Pheochromocytomas and related Paragangliomas
Catecholamine-producing tumors may arise in the adrenal medulla (pheochromocytomas) or in extraadrenal chromaffin cells (paragangliomas). Their prevalence is about 0.1% in patients with hypertension and 4% in patients with a fortuitously discovered adrenal mass.
These tumors may be sporadic or part of any of several genetic diseases: familial pheochromocytoma-paraganglioma syndromes, multiple endocrine neoplasia type 2, neurofibromatosis 1 and von Hippel-Lindau disease.
Familial cases are diagnosed earlier and are more frequently bilateral and recurring than sporadic cases. The most specific and sensitive diagnostic test for the tumor is the determination of plasma or urinary metanephrines. The tumor can be located by computed tomography, magnetic resonance imaging and metaiodobenzylguanidine scintigraphy. Treatment is resection of the tumor, generally by laparoscopic surgery.
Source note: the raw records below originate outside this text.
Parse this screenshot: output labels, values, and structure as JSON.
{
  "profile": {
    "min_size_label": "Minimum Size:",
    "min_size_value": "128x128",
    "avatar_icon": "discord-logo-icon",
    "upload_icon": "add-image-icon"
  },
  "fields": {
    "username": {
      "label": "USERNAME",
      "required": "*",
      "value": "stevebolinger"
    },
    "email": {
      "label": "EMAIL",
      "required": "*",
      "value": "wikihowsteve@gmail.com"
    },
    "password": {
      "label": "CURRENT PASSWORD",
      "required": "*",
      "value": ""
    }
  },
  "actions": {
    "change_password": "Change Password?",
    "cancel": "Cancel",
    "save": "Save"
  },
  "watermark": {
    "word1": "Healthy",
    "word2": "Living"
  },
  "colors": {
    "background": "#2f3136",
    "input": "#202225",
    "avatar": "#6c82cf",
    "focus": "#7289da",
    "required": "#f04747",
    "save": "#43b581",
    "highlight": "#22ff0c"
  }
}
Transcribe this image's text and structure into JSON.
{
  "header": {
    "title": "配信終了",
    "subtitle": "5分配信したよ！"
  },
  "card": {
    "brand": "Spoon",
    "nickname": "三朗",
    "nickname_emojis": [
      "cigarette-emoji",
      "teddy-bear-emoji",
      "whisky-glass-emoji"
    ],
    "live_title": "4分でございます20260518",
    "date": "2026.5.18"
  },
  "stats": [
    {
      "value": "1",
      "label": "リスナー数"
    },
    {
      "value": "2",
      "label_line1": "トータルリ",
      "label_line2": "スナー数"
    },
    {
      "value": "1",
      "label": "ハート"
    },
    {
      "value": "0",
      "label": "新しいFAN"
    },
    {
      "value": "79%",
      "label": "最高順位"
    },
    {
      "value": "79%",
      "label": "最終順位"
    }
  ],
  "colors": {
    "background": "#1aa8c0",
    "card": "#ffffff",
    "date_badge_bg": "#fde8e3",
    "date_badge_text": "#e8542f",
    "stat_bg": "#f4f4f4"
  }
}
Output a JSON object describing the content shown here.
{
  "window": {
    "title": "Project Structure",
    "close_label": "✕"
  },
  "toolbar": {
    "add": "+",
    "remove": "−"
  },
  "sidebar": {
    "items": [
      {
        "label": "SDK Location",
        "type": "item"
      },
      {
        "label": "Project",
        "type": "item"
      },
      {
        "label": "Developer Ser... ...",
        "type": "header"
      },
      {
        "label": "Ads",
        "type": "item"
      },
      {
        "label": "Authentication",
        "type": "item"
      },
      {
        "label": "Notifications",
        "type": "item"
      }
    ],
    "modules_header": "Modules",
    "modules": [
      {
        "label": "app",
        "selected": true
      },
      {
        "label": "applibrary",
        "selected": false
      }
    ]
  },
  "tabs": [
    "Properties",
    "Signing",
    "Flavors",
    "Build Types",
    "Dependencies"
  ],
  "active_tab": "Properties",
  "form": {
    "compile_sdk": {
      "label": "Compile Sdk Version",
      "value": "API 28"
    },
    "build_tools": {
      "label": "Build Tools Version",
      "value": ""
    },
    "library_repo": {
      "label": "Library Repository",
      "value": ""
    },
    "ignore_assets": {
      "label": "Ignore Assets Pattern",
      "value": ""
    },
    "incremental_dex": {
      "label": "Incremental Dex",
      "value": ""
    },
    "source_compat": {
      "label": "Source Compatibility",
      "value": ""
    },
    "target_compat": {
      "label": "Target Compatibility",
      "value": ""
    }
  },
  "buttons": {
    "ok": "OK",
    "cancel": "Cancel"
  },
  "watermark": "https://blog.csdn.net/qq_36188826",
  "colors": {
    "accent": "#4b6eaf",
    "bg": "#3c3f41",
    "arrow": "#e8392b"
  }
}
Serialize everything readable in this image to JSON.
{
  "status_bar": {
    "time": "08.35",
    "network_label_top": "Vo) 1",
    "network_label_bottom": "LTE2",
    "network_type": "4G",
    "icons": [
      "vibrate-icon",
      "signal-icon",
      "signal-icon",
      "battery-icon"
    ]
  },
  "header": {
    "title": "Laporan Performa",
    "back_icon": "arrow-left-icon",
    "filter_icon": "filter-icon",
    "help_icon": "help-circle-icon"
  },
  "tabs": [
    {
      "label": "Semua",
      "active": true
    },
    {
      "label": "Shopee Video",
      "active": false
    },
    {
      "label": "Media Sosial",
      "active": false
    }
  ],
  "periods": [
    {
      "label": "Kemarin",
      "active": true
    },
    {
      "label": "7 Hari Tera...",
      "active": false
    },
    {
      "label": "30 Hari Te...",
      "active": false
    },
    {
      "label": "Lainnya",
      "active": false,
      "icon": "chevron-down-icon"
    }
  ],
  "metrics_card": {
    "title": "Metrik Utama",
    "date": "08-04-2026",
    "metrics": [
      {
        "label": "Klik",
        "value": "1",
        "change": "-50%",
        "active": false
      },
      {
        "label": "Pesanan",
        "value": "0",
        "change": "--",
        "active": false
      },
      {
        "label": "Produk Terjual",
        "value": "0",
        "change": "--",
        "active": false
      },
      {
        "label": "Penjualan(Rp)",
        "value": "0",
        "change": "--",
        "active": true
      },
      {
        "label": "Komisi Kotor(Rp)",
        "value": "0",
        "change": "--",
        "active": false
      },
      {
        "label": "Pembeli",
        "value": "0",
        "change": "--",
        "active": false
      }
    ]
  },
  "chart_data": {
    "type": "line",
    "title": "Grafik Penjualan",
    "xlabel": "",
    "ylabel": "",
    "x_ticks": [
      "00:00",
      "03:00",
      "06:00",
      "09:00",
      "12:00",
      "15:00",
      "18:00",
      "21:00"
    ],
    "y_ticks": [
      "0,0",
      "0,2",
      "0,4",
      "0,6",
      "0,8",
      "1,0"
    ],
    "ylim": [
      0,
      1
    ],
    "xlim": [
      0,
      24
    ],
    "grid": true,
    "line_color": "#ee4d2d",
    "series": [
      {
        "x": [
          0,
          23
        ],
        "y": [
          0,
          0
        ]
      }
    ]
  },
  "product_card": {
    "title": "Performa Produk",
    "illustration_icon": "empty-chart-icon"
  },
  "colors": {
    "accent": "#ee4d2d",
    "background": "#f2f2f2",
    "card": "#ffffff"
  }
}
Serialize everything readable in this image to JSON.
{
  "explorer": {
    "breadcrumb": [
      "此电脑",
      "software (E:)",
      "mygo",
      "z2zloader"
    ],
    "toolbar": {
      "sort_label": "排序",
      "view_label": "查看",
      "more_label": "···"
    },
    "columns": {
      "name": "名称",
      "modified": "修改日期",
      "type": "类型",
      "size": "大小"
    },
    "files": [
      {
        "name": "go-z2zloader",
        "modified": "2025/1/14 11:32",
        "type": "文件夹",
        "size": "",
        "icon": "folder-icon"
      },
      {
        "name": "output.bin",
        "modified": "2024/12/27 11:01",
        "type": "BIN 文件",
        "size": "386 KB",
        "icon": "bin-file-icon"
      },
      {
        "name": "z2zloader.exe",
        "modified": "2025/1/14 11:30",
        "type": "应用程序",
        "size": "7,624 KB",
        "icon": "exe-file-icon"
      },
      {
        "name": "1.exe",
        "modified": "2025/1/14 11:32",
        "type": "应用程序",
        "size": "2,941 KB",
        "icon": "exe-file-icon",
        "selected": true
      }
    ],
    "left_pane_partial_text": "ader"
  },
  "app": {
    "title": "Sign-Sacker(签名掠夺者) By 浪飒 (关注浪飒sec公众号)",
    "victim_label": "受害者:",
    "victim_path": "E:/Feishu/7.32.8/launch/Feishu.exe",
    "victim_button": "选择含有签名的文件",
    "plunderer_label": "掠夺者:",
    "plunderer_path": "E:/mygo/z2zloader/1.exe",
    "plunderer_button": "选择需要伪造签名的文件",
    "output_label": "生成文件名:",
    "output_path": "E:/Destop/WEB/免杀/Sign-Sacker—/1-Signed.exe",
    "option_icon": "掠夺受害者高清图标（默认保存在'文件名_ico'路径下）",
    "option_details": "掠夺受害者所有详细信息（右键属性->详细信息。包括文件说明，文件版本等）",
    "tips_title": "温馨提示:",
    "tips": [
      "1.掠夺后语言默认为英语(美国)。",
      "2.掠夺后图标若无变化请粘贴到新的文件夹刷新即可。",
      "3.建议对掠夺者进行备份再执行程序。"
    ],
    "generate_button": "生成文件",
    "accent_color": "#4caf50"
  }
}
About 10% of tumors are malignant either at first operation or during follow-up, malignancy being diagnosed by the presence of lymph node, visceral or bone metastases. Recurrences and malignancy are more frequent in cases with large or extraadrenal tumors. Treatment for malignant recurrence includes surgery, therapeutic embolization, chemotherapy and metabolic radiotherapy. Patients, especially those with familial or extraadrenal tumors, should be followed-up indefinitely.